Weinstein Hall is one of the 21 residence halls available to NYU students and one of the 10 first-year residence halls. Many of the residence halls at NYU are former apartment buildings that were remodeled after they were acquired by the university. Students who want to learn more about a specific hall can visit the Office of Residential Life’s YouTube Channel for tours of each hall.
Residence halls at NYU are either traditional or apartment style. Traditional style rooms can be either two people sharing one bathroom or a suite-style space, where four or six students share a common space and bathroom. Apartment style residence halls are apartments that have a common space, a shared bathroom, and a full kitchen.
Weinstein Hall with Mary
A Living and Learning Community
All residential first year students live in FYRE (First Year Residential Experience) halls. FYRE is designed to help students transition to campus, build community, and acclimate to New York City. In addition, on every floor students will have a Resident Assistant (RA), an upperclass student who organizes events and outings for the students on the floor. Students will also have access to live-in professional staff members. Each hall has a Residence Hall Director, a Residence Hall Assistant Director, and a Resource Center Manager. They are full-time staff members who oversee the Res and ensure the building is a happy and healthy community for all.
Meal Plans and Dining Halls

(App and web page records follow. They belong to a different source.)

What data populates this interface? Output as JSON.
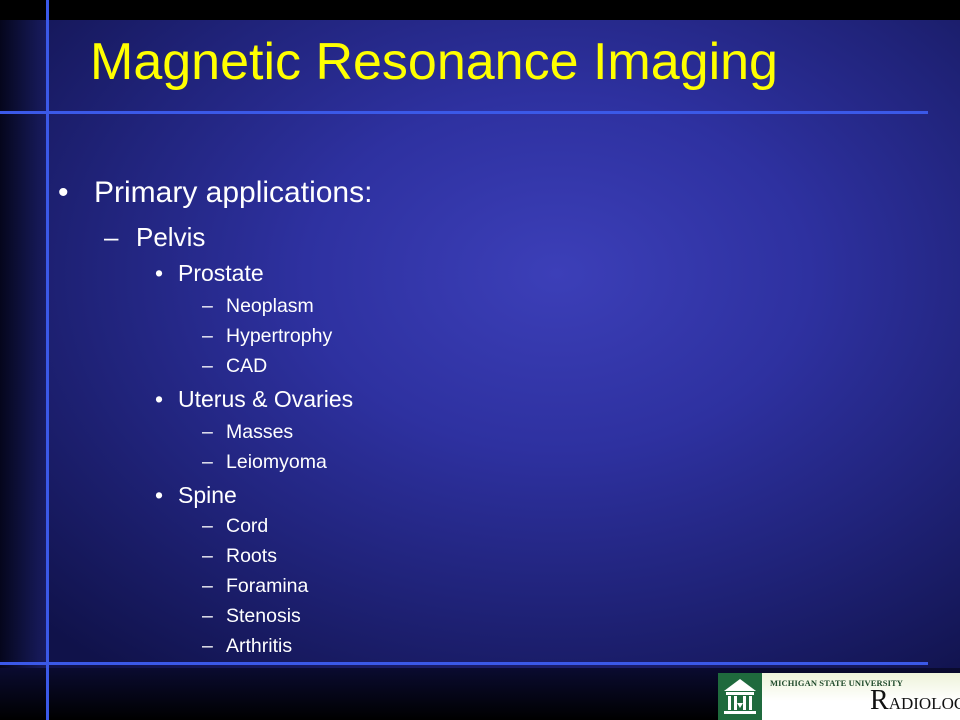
{
  "slide": {
    "title": "Magnetic Resonance Imaging",
    "bullets": [
      {
        "level": 1,
        "marker": "•",
        "text": "Primary applications:"
      },
      {
        "level": 2,
        "marker": "–",
        "text": "Pelvis"
      },
      {
        "level": 3,
        "marker": "•",
        "text": "Prostate"
      },
      {
        "level": 4,
        "marker": "–",
        "text": "Neoplasm"
      },
      {
        "level": 4,
        "marker": "–",
        "text": "Hypertrophy"
      },
      {
        "level": 4,
        "marker": "–",
        "text": "CAD"
      },
      {
        "level": 3,
        "marker": "•",
        "text": "Uterus & Ovaries"
      },
      {
        "level": 4,
        "marker": "–",
        "text": "Masses"
      },
      {
        "level": 4,
        "marker": "–",
        "text": "Leiomyoma"
      },
      {
        "level": 3,
        "marker": "•",
        "text": "Spine"
      },
      {
        "level": 4,
        "marker": "–",
        "text": "Cord"
      },
      {
        "level": 4,
        "marker": "–",
        "text": "Roots"
      },
      {
        "level": 4,
        "marker": "–",
        "text": "Foramina"
      },
      {
        "level": 4,
        "marker": "–",
        "text": "Stenosis"
      },
      {
        "level": 4,
        "marker": "–",
        "text": "Arthritis"
      }
    ]
  },
  "logo": {
    "university": "MICHIGAN STATE UNIVERSITY",
    "department_initial": "R",
    "department_rest": "ADIOLOGY",
    "icon": "msu-building-icon"
  },
  "colors": {
    "title": "#ffff00",
    "text": "#ffffff",
    "accent_lines": "#3b59e8",
    "logo_green": "#1f6a3d"
  }
}
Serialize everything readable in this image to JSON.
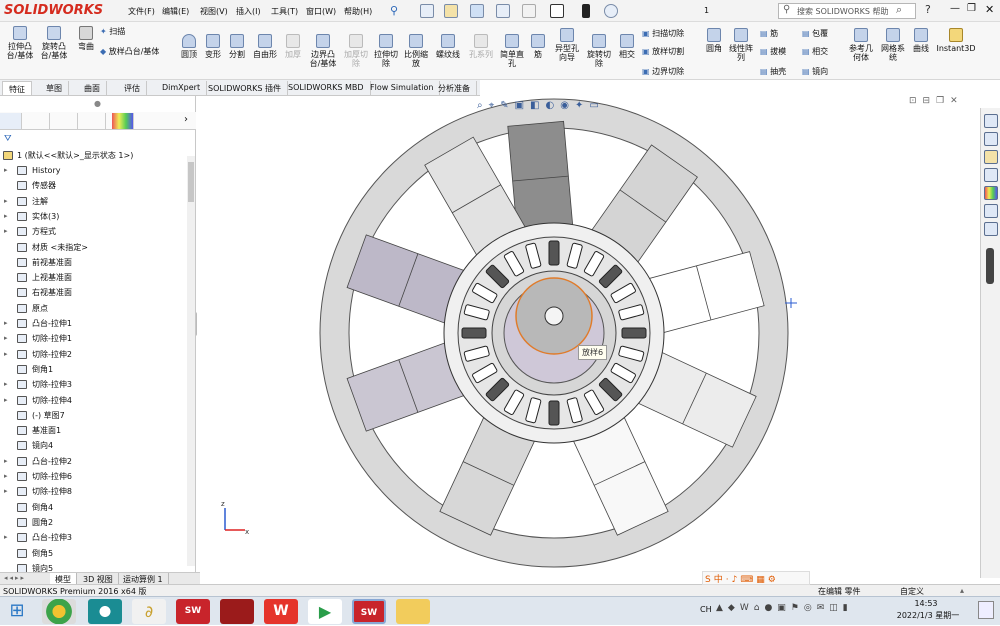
{
  "app": {
    "logo": "SOLIDWORKS",
    "menu": [
      "文件(F)",
      "编辑(E)",
      "视图(V)",
      "插入(I)",
      "工具(T)",
      "窗口(W)",
      "帮助(H)"
    ],
    "page_number": "1",
    "search_placeholder": "搜索 SOLIDWORKS 帮助"
  },
  "ribbon": {
    "buttons": [
      {
        "label": "拉伸凸\n台/基体",
        "enabled": true
      },
      {
        "label": "旋转凸\n台/基体",
        "enabled": true
      },
      {
        "label": "弯曲",
        "enabled": true
      },
      {
        "label": "圆顶",
        "enabled": true
      },
      {
        "label": "变形",
        "enabled": true
      },
      {
        "label": "分割",
        "enabled": true
      },
      {
        "label": "自由形",
        "enabled": true
      },
      {
        "label": "加厚",
        "enabled": false
      },
      {
        "label": "边界凸\n台/基体",
        "enabled": true
      },
      {
        "label": "加厚切\n除",
        "enabled": false
      },
      {
        "label": "拉伸切\n除",
        "enabled": true
      },
      {
        "label": "比例缩\n放",
        "enabled": true
      },
      {
        "label": "螺纹线",
        "enabled": true
      },
      {
        "label": "孔系列",
        "enabled": false
      },
      {
        "label": "简单直\n孔",
        "enabled": true
      },
      {
        "label": "筋",
        "enabled": true
      },
      {
        "label": "异型孔\n向导",
        "enabled": true
      },
      {
        "label": "旋转切\n除",
        "enabled": true
      },
      {
        "label": "相交",
        "enabled": true
      },
      {
        "label": "圆角",
        "enabled": true
      },
      {
        "label": "线性阵\n列",
        "enabled": true
      },
      {
        "label": "参考几\n何体",
        "enabled": true
      },
      {
        "label": "网格系\n统",
        "enabled": true
      },
      {
        "label": "曲线",
        "enabled": true
      },
      {
        "label": "Instant3D",
        "enabled": true
      }
    ],
    "side_items": [
      {
        "label": "扫描"
      },
      {
        "label": "放样凸台/基体"
      },
      {
        "label": "扫描切除"
      },
      {
        "label": "放样切割"
      },
      {
        "label": "边界切除"
      },
      {
        "label": "筋"
      },
      {
        "label": "包覆"
      },
      {
        "label": "拔模"
      },
      {
        "label": "相交"
      },
      {
        "label": "抽壳"
      },
      {
        "label": "镜向"
      }
    ]
  },
  "tabs": [
    "特征",
    "草图",
    "曲面",
    "评估",
    "DimXpert",
    "SOLIDWORKS 插件",
    "SOLIDWORKS MBD",
    "Flow Simulation",
    "分析准备"
  ],
  "tree": {
    "root": "1 (默认<<默认>_显示状态 1>)",
    "items": [
      {
        "label": "History",
        "arrow": "▸"
      },
      {
        "label": "传感器",
        "arrow": ""
      },
      {
        "label": "注解",
        "arrow": "▸"
      },
      {
        "label": "实体(3)",
        "arrow": "▸"
      },
      {
        "label": "方程式",
        "arrow": "▸"
      },
      {
        "label": "材质 <未指定>",
        "arrow": ""
      },
      {
        "label": "前视基准面",
        "arrow": ""
      },
      {
        "label": "上视基准面",
        "arrow": ""
      },
      {
        "label": "右视基准面",
        "arrow": ""
      },
      {
        "label": "原点",
        "arrow": ""
      },
      {
        "label": "凸台-拉伸1",
        "arrow": "▸"
      },
      {
        "label": "切除-拉伸1",
        "arrow": "▸"
      },
      {
        "label": "切除-拉伸2",
        "arrow": "▸"
      },
      {
        "label": "倒角1",
        "arrow": ""
      },
      {
        "label": "切除-拉伸3",
        "arrow": "▸"
      },
      {
        "label": "切除-拉伸4",
        "arrow": "▸"
      },
      {
        "label": "(-) 草图7",
        "arrow": ""
      },
      {
        "label": "基准面1",
        "arrow": ""
      },
      {
        "label": "镜向4",
        "arrow": ""
      },
      {
        "label": "凸台-拉伸2",
        "arrow": "▸"
      },
      {
        "label": "切除-拉伸6",
        "arrow": "▸"
      },
      {
        "label": "切除-拉伸8",
        "arrow": "▸"
      },
      {
        "label": "倒角4",
        "arrow": ""
      },
      {
        "label": "圆角2",
        "arrow": ""
      },
      {
        "label": "凸台-拉伸3",
        "arrow": "▸"
      },
      {
        "label": "倒角5",
        "arrow": ""
      },
      {
        "label": "镜向5",
        "arrow": ""
      }
    ]
  },
  "viewport": {
    "tooltip": "放样6"
  },
  "bottom_tabs": [
    "模型",
    "3D 视图",
    "运动算例 1"
  ],
  "status": {
    "left": "SOLIDWORKS Premium 2016 x64 版",
    "mode": "在编辑 零件",
    "units": "自定义"
  },
  "taskbar": {
    "apps": [
      "chrome",
      "arduino",
      "solidworks",
      "red-app",
      "wps",
      "play",
      "solidworks",
      "explorer"
    ],
    "tray_lang": "CH",
    "time": "14:53",
    "date": "2022/1/3 星期一"
  }
}
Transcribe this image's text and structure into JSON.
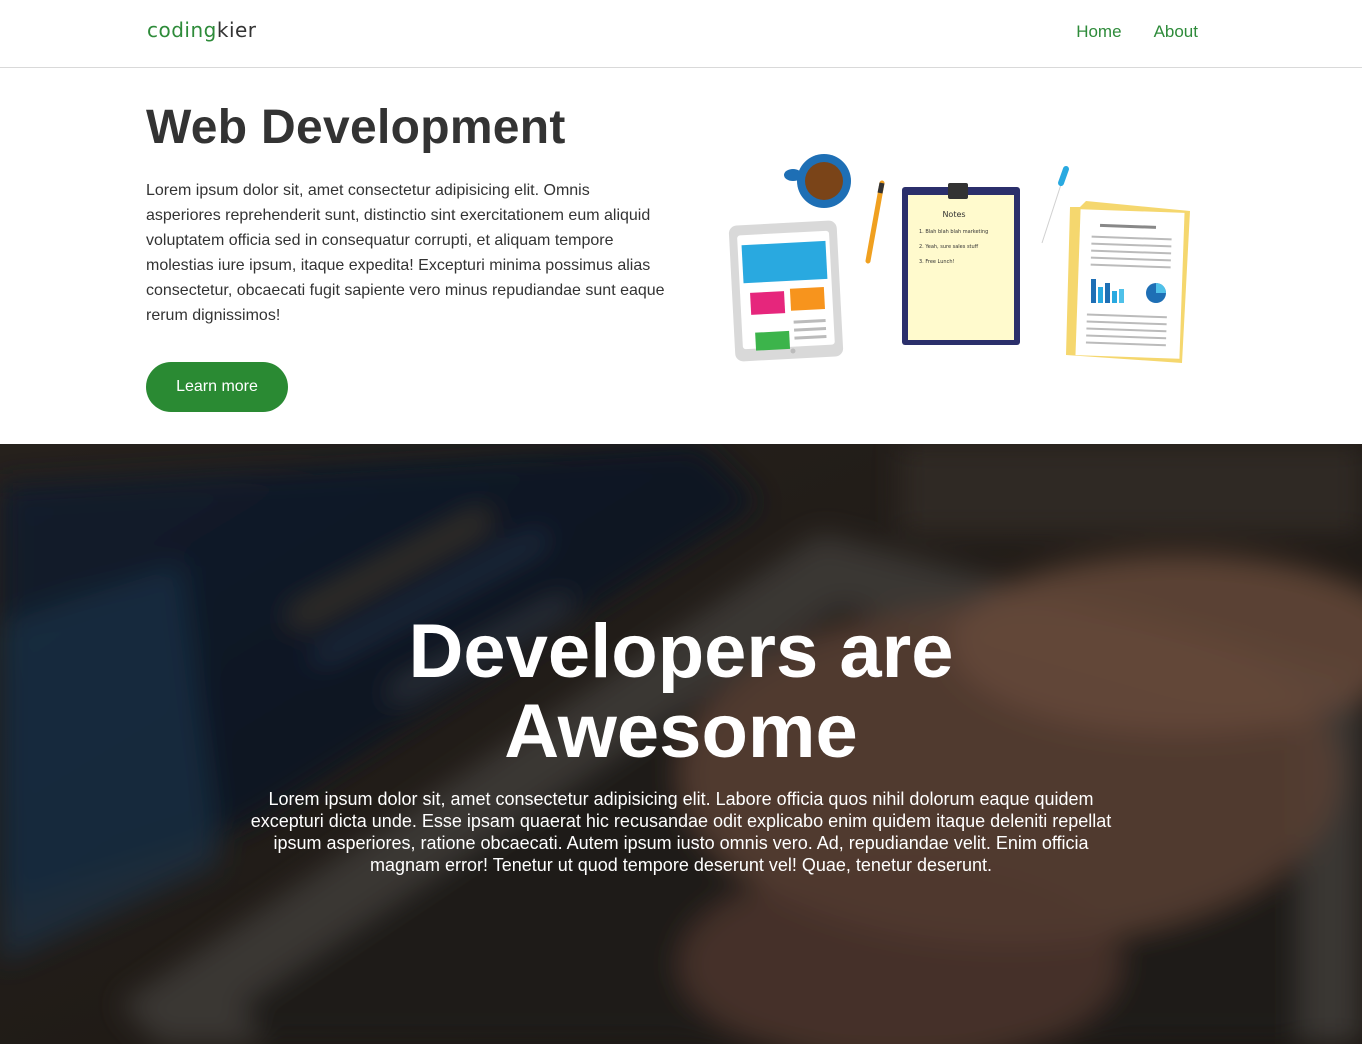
{
  "header": {
    "logo_part1": "coding",
    "logo_part2": "kier",
    "nav": [
      {
        "label": "Home"
      },
      {
        "label": "About"
      }
    ]
  },
  "hero": {
    "title": "Web Development",
    "text": "Lorem ipsum dolor sit, amet consectetur adipisicing elit. Omnis asperiores reprehenderit sunt, distinctio sint exercitationem eum aliquid voluptatem officia sed in consequatur corrupti, et aliquam tempore molestias iure ipsum, itaque expedita! Excepturi minima possimus alias consectetur, obcaecati fugit sapiente vero minus repudiandae sunt eaque rerum dignissimos!",
    "button_label": "Learn more",
    "illustration": {
      "notes_title": "Notes",
      "notes_items": [
        "1. Blah blah blah marketing",
        "2. Yeah, sure sales stuff",
        "3. Free Lunch!"
      ]
    }
  },
  "banner": {
    "title_line1": "Developers are",
    "title_line2": "Awesome",
    "text": "Lorem ipsum dolor sit, amet consectetur adipisicing elit. Labore officia quos nihil dolorum eaque quidem excepturi dicta unde. Esse ipsam quaerat hic recusandae odit explicabo enim quidem itaque deleniti repellat ipsum asperiores, ratione obcaecati. Autem ipsum iusto omnis vero. Ad, repudiandae velit. Enim officia magnam error! Tenetur ut quod tempore deserunt vel! Quae, tenetur deserunt."
  },
  "colors": {
    "brand_green": "#2a8a33",
    "text_dark": "#333333"
  }
}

All first-year students who live in campus housing are required to have a meal plan. Meal plans provide students with meal swipes and dining dollars. A meal swipe is considered one full meal that students can purchase at one of the 11 dining halls. While dining dollars function like a debit card, allowing students to purchase smaller bites that may not comprise a full meal. While some residence halls have dining halls within them, no residence hall is more than an 8-minute walk from the nearest dining hall. Additionally, NYU’s dining halls are able to cater to all dietary restrictions and students should feel free to communicate with dining hall staff if they are concerned about having their dietary needs met.